**Q1: What exactly is Bayesian Statistics? **Bayesian Statistics is an analytical framework that combines prior knowledge and current data to form probabilistic inferences, offering a dynamic approach to statistical analysis.

**Q2: How do Bayesian and frequentist statistics fundamentally differ? **Bayesian statistics integrates prior probabilities with new data to update beliefs. In contrast, frequentist statistics focuses solely on the likelihood of observed data without incorporating prior knowledge.

**Q3: Why is R particularly suited for Bayesian Statistical Analysis? **R is equipped with extensive packages like rstan and brms, designed for Bayesian analysis, making it a powerful tool for efficiently implementing complex statistical models and computations.

**Q4: Can Bayesian Statistics be applied across various fields of research? **Absolutely.

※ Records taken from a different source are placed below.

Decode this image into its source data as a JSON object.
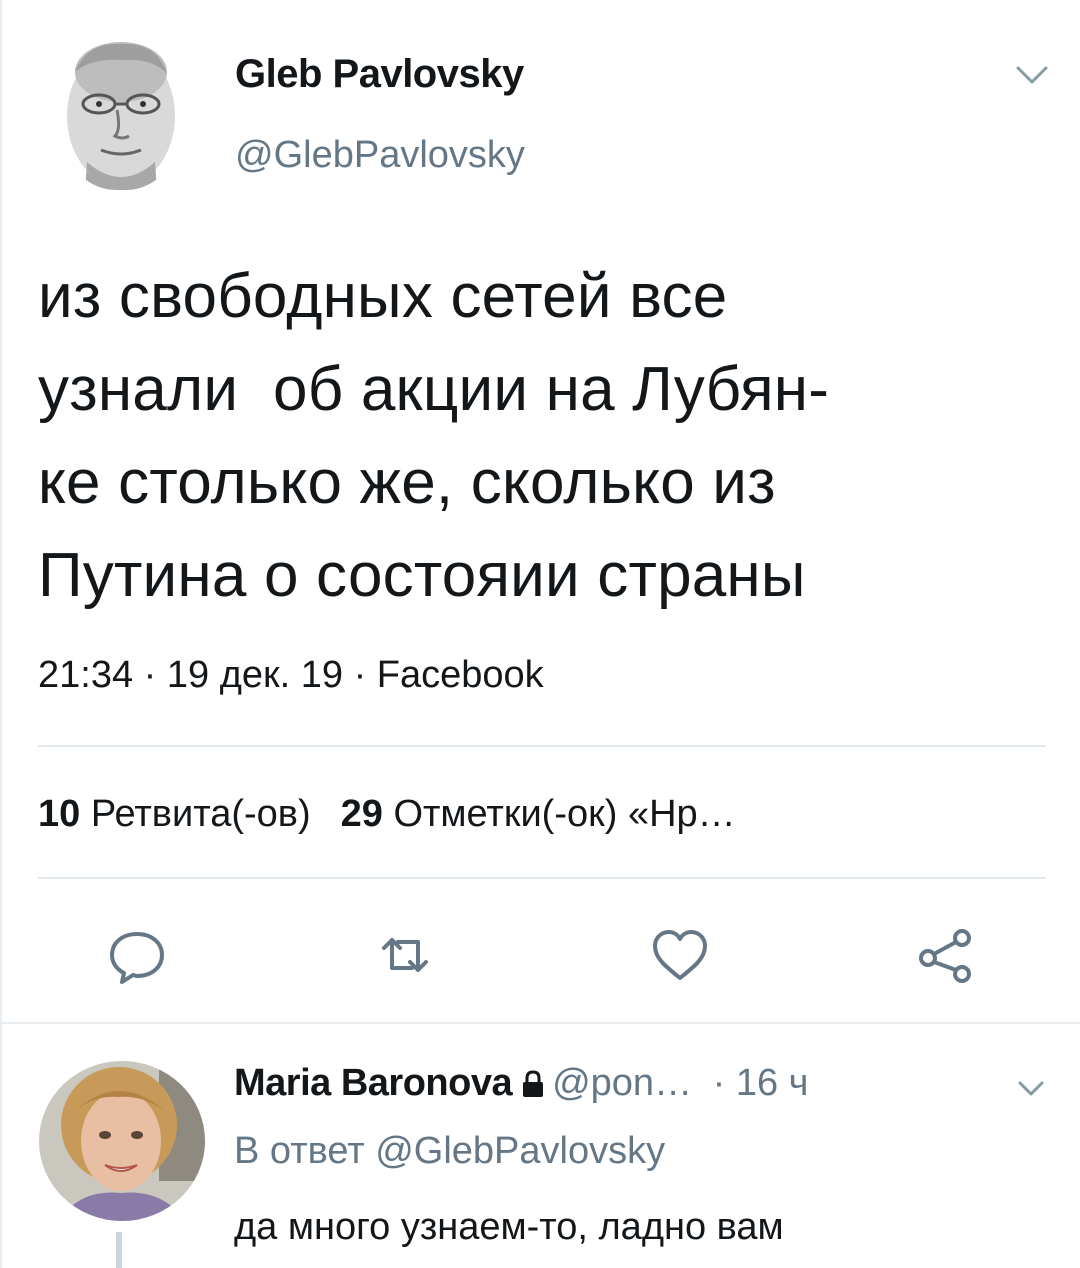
{
  "tweet": {
    "author_name": "Gleb Pavlovsky",
    "author_handle": "@GlebPavlovsky",
    "text": "из свободных сетей все\nузнали  об акции на Лубян-\nке столько же, сколько из\nПутина о состояии страны",
    "time": "21:34",
    "date": "19 дек. 19",
    "source": "Facebook",
    "meta_sep": " · ",
    "retweets_count": "10",
    "retweets_label": "Ретвита(-ов)",
    "likes_count": "29",
    "likes_label": "Отметки(-ок) «Нр…"
  },
  "actions": [
    {
      "icon": "reply-icon"
    },
    {
      "icon": "retweet-icon"
    },
    {
      "icon": "like-heart-icon"
    },
    {
      "icon": "share-icon"
    }
  ],
  "reply": {
    "author_name": "Maria Baronova",
    "author_handle": "@pon…",
    "time": "16 ч",
    "time_sep": " · ",
    "context_prefix": "В ответ",
    "context_handle": "@GlebPavlovsky",
    "text": "да много узнаем-то, ладно вам",
    "protected": true
  },
  "colors": {
    "text": "#14171a",
    "secondary": "#657786",
    "divider": "#e1e8ed",
    "icon": "#657786"
  }
}
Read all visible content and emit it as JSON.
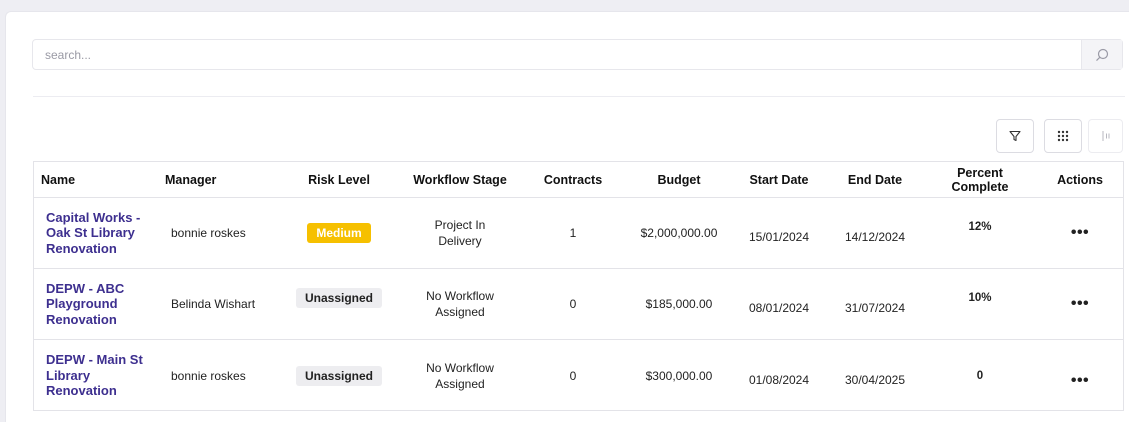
{
  "search": {
    "placeholder": "search..."
  },
  "table": {
    "headers": {
      "name": "Name",
      "manager": "Manager",
      "risk_level": "Risk Level",
      "workflow_stage": "Workflow Stage",
      "contracts": "Contracts",
      "budget": "Budget",
      "start_date": "Start Date",
      "end_date": "End Date",
      "percent_complete_1": "Percent",
      "percent_complete_2": "Complete",
      "actions": "Actions"
    },
    "rows": [
      {
        "name_lines": [
          "Capital Works -",
          "Oak St Library",
          "Renovation"
        ],
        "manager": "bonnie roskes",
        "risk_level": "Medium",
        "workflow_lines": [
          "Project In",
          "Delivery"
        ],
        "contracts": "1",
        "budget": "$2,000,000.00",
        "start_date": "15/01/2024",
        "end_date": "14/12/2024",
        "percent_complete": "12%",
        "actions": "•••"
      },
      {
        "name_lines": [
          "DEPW - ABC",
          "Playground",
          "Renovation"
        ],
        "manager": "Belinda Wishart",
        "risk_level": "Unassigned",
        "workflow_lines": [
          "No Workflow",
          "Assigned"
        ],
        "contracts": "0",
        "budget": "$185,000.00",
        "start_date": "08/01/2024",
        "end_date": "31/07/2024",
        "percent_complete": "10%",
        "actions": "•••"
      },
      {
        "name_lines": [
          "DEPW - Main St",
          "Library",
          "Renovation"
        ],
        "manager": "bonnie roskes",
        "risk_level": "Unassigned",
        "workflow_lines": [
          "No Workflow",
          "Assigned"
        ],
        "contracts": "0",
        "budget": "$300,000.00",
        "start_date": "01/08/2024",
        "end_date": "30/04/2025",
        "percent_complete": "0",
        "actions": "•••"
      }
    ]
  },
  "toolbar": {
    "filter_icon": "filter-icon",
    "grid_icon": "grid-dots-icon",
    "columns_icon": "columns-icon"
  },
  "colors": {
    "link": "#3d2f8f",
    "medium_badge": "#f6c000",
    "unassigned_badge": "#ededf0"
  }
}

Bayesian Statistics’ adaptability and depth make it applicable in diverse fields, from medicine and ecology to machine learning, enhancing analytical precision and insight.

**Q5: How are priors chosen in Bayesian analysis? **Priors are selected based on existing knowledge or expert opinion to reflect genuine beliefs about the parameters before analyzing current data. This allows for a more informed analysis.

**Q6: What key advantages does Bayesian methodology offer over frequentist methods? **Bayesian methods provide nuanced insights by quantifying uncertainty and incorporating prior knowledge, offering a richer interpretation of data that extends beyond binary hypothesis testing.

**Q7: What are the potential drawbacks of Bayesian Statistics? **The subjective nature of choosing priors can introduce bias. However, with careful consideration and transparency, Bayesian analysis remains a robust approach to understanding complex data.

**Q8: How can I set up my R environment for Bayesian analysis? **Install R and RStudio first, followed by Bayesian-specific packages like rstan. This setup provides the tools for detailed Bayesian analysis and model fitting.

**Q9: Does Bayesian analysis handle complex models better than frequentist approaches? **Yes, Bayesian methods are particularly adept at managing complex models and data structures. They offer significant flexibility in modeling and the ability to incorporate varying levels of information and uncertainty.

**Q10: Where can I find more resources to deepen my understanding of Bayesian Statistics? **Many resources are available, including textbooks, online courses, academic papers, and forums. Engaging with the Bayesian community through workshops and conferences can also provide valuable insights and developments in the field.